JF Ptak Science Books LLC Post 207
It is in this complicated, otherwise-involved political graphic statement that we can find one of the great, quiet put-downs in the history of 19th century political cartooning. The image belongs to Thomas Nast, a remarkable social artist, who worked very heavily between 1860-1885, producing about 3000 pieces similar to this in level of involvement and complexity—a truly remarkable, verb-laden, Herculean output. Very little escaped his microscopic/telescopic vision, capturing interests in the big and small, and also along the way creating our popularly-known images of Santa Claus, the republican elephant, the Democratic donkey, and the Tammany tiger; he also helped to re-elect Lincoln in 1864, destroyed Boss Tweed, and challenged the embarrassing mores on public education, the treatment of African Americans, rights of women, and more. His observations were generally very insightful, mostly cutting, occasionally vicious, but spot-on. He must have lived and breathed his art, because by the time he was 50 he was pretty much done, artistically, after an already 35-year career; he was dead at 62, busted and far from home.

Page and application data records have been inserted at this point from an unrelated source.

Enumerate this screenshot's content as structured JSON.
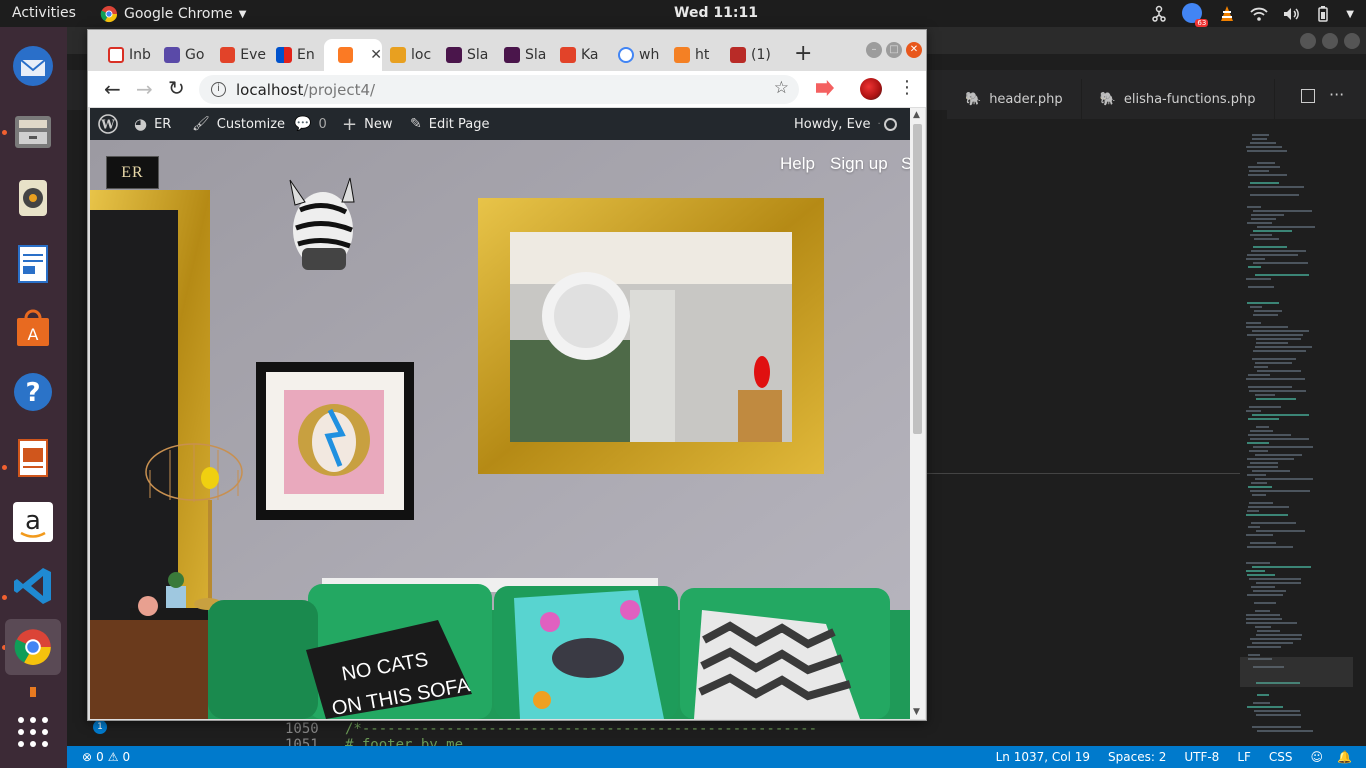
{
  "topbar": {
    "activities": "Activities",
    "app_name": "Google Chrome",
    "clock": "Wed 11:11",
    "chrome_badge": "63"
  },
  "dock": {
    "items": [
      "thunderbird-icon",
      "files-icon",
      "rhythmbox-icon",
      "writer-icon",
      "software-center-icon",
      "help-icon",
      "impress-icon",
      "amazon-icon",
      "vscode-icon",
      "chrome-icon"
    ],
    "notification_count": "1"
  },
  "vscode": {
    "tabs": [
      {
        "label": "header.php"
      },
      {
        "label": "elisha-functions.php"
      }
    ],
    "code_line_number": "1050",
    "code_line_text": "/*------------------------------------------------------",
    "code_line2_number": "1051",
    "code_line2_text": "# footer by me",
    "status": {
      "problems": "0",
      "warnings": "0",
      "position": "Ln 1037, Col 19",
      "spaces": "Spaces: 2",
      "encoding": "UTF-8",
      "eol": "LF",
      "language": "CSS"
    }
  },
  "chrome": {
    "tabs": [
      {
        "label": "Inb",
        "icon": "gmail-icon"
      },
      {
        "label": "Go",
        "icon": "calendar-icon"
      },
      {
        "label": "Eve",
        "icon": "gitlab-icon"
      },
      {
        "label": "En",
        "icon": "trello-icon"
      },
      {
        "label": "",
        "icon": "xampp-icon"
      },
      {
        "label": "loc",
        "icon": "lamp-icon"
      },
      {
        "label": "Sla",
        "icon": "slack-icon"
      },
      {
        "label": "Sla",
        "icon": "slack-icon"
      },
      {
        "label": "Ka",
        "icon": "gitlab-icon"
      },
      {
        "label": "wh",
        "icon": "google-icon"
      },
      {
        "label": "ht",
        "icon": "stackoverflow-icon"
      },
      {
        "label": "(1)",
        "icon": "quora-icon"
      }
    ],
    "new_tab": "+",
    "url_host": "localhost",
    "url_path": "/project4/"
  },
  "wp_admin_bar": {
    "site_name": "ER",
    "customize": "Customize",
    "comments": "0",
    "new": "New",
    "edit_page": "Edit Page",
    "howdy": "Howdy, Eve"
  },
  "site": {
    "logo": "ER",
    "nav": [
      "Help",
      "Sign up",
      "S"
    ],
    "pillow_text_1": "NO CATS",
    "pillow_text_2": "ON THIS SOFA"
  },
  "colors": {
    "wall": "#b1aeb5",
    "sofa": "#1f9a58",
    "gold": "#c9a227",
    "wp_bar": "#23282d",
    "vscode_status": "#007acc"
  }
}
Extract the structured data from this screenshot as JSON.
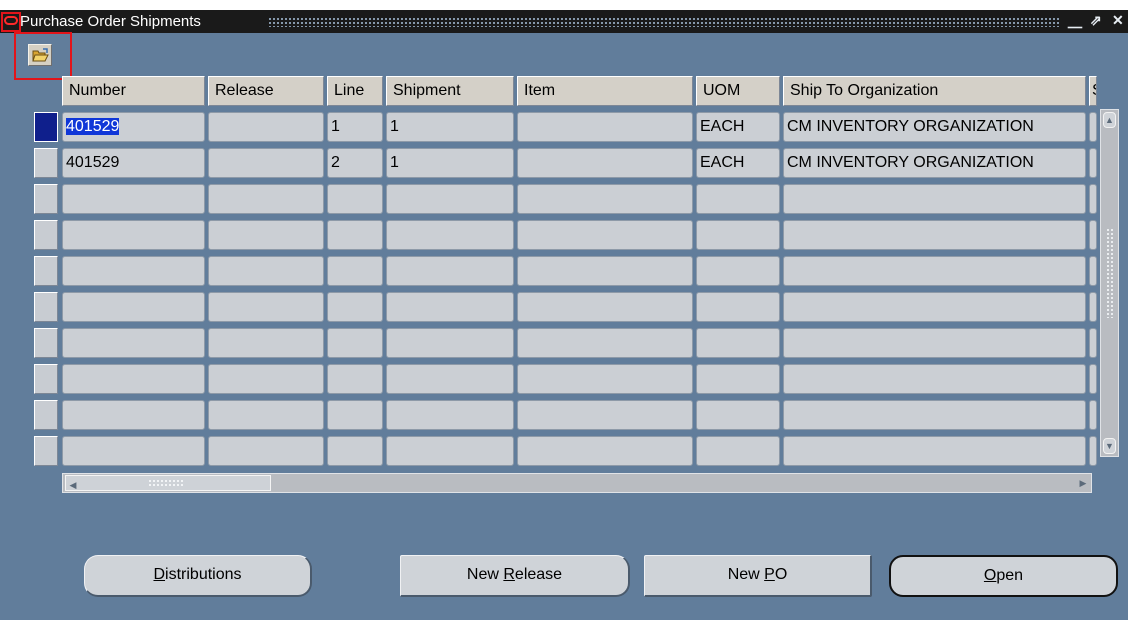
{
  "window": {
    "title": "Purchase Order Shipments",
    "controls": {
      "minimize": "⎽",
      "restore": "⇗",
      "close": "✕"
    }
  },
  "toolbar": {
    "open_folder_icon": "folder-open-icon"
  },
  "table": {
    "columns": [
      "Number",
      "Release",
      "Line",
      "Shipment",
      "Item",
      "UOM",
      "Ship To Organization",
      "S"
    ],
    "rows": [
      {
        "number": "401529",
        "release": "",
        "line": "1",
        "shipment": "1",
        "item": "",
        "uom": "EACH",
        "ship_to": "CM INVENTORY ORGANIZATION"
      },
      {
        "number": "401529",
        "release": "",
        "line": "2",
        "shipment": "1",
        "item": "",
        "uom": "EACH",
        "ship_to": "CM INVENTORY ORGANIZATION"
      },
      {
        "number": "",
        "release": "",
        "line": "",
        "shipment": "",
        "item": "",
        "uom": "",
        "ship_to": ""
      },
      {
        "number": "",
        "release": "",
        "line": "",
        "shipment": "",
        "item": "",
        "uom": "",
        "ship_to": ""
      },
      {
        "number": "",
        "release": "",
        "line": "",
        "shipment": "",
        "item": "",
        "uom": "",
        "ship_to": ""
      },
      {
        "number": "",
        "release": "",
        "line": "",
        "shipment": "",
        "item": "",
        "uom": "",
        "ship_to": ""
      },
      {
        "number": "",
        "release": "",
        "line": "",
        "shipment": "",
        "item": "",
        "uom": "",
        "ship_to": ""
      },
      {
        "number": "",
        "release": "",
        "line": "",
        "shipment": "",
        "item": "",
        "uom": "",
        "ship_to": ""
      },
      {
        "number": "",
        "release": "",
        "line": "",
        "shipment": "",
        "item": "",
        "uom": "",
        "ship_to": ""
      },
      {
        "number": "",
        "release": "",
        "line": "",
        "shipment": "",
        "item": "",
        "uom": "",
        "ship_to": ""
      }
    ]
  },
  "buttons": {
    "distributions": {
      "before": "",
      "mnemonic": "D",
      "after": "istributions"
    },
    "new_release": {
      "before": "New ",
      "mnemonic": "R",
      "after": "elease"
    },
    "new_po": {
      "before": "New ",
      "mnemonic": "P",
      "after": "O"
    },
    "open": {
      "before": "",
      "mnemonic": "O",
      "after": "pen"
    }
  },
  "colors": {
    "window_bg": "#617d9b",
    "titlebar_bg": "#1a1a1a",
    "highlight": "#e2141a",
    "selection": "#1037d8"
  }
}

In this drawing Nast draws the bead on the 1868 presidential election—the first since the end of the War—between the republican U.S. Grant and Democrat Horatio Seymour. Nast had no use for the democrats in general, finding them basically odious, and actually treasonous, and he lines the two parties up along the old lines of the Civil War, the Republicans as blue and the Dems as gray (and it is generally true to say that the Democratic Party was closely aligned with the South through this period of time). In spite of the fact that Seymour (seen here at the head of the jumble of graycoats with the blood-dripping sword) was from Ohio didn’t matter—he was seen by Nast as a continued sympathizer and a wreck on the best thing to do for the South following the war.
The larger issue for Nast (who pictures himself in the image with the Blues at the lower left, with a steely gaze, sharpening his pencil) goes back to the election of 1864, when Seymour ran as the vice president in the )democrat) presidential campaign of Gen. George McClellan, who is, ultimately, the object of the great putdown. Nast’s distaste/hate goes far back with the little General, who was at one time not only the commander of the Army of the Potomac but was also Commanding General. McClellan arrived to the war as a hero of great celebrity, which was wasted in about a year. As a general in command of the North’s leading army, McClellan suffered as a result of his own meticulous, chess board, keep-it-on-a-shelf strategy of carefully considered inaction; he killed himself, suffocated by his alphabet of cautions and a little bit of Confederate diversionary theatrics. George never had enough men to suit his attacking the skirting Confederate armies, almost always grossly overestimating the strength of his opponent. He just wouldn’t go. (Lincoln famously remarked on McClellan: “He has got the Slows!”.) McClellan was an intelligent and sharp, but he was god-awful immobile and immovable.
But what really got to Nast was McClellan’s campaign for the presidency in 1864 against his former Command-in-Chief. Once he was finally, thankfully, relieved of his command, McClellan found political interests, winding up as the Democratic contender for the presidency. Early on in his campaign McClelland adopted a policy—which was subsequently scrubbed but not forgotten—calling for ending the war and negotiating a peace and settlement with the Confederacy. Nast hated him for this move. McClellan actually received 45% of the popular vote running against our best-ever president and with the country still at war (although he was obliterated in the electoral college 212 to 21). I have no idea, really, what McClellan was thinking.
Now, getting back to the 1868 election. Again, the republicans and democrats were set
out on the battlefield and battledress of the just-finished war, blue and gray,
respectively. In blue we see US Grant
and Shuyler Colfax (his VP, standing just behind him), while in the crowd we
Greeley, Burnside and a host of the other Union greats. On the opposite side is
Nast again is looking with squinty eyes across the field,
where he has placed, mole-like, the Union General McClellan, emerging from his
hole, having dug his way over to the Other Side, and now observing the
And so it was that Nast drew the battle lines for the election, making it a north-south issue, and burying alive his reviled odd couple of McClellan and Johnson, finding them traitors in the end, in an image that could be understood by even the illiterate newspaper reader.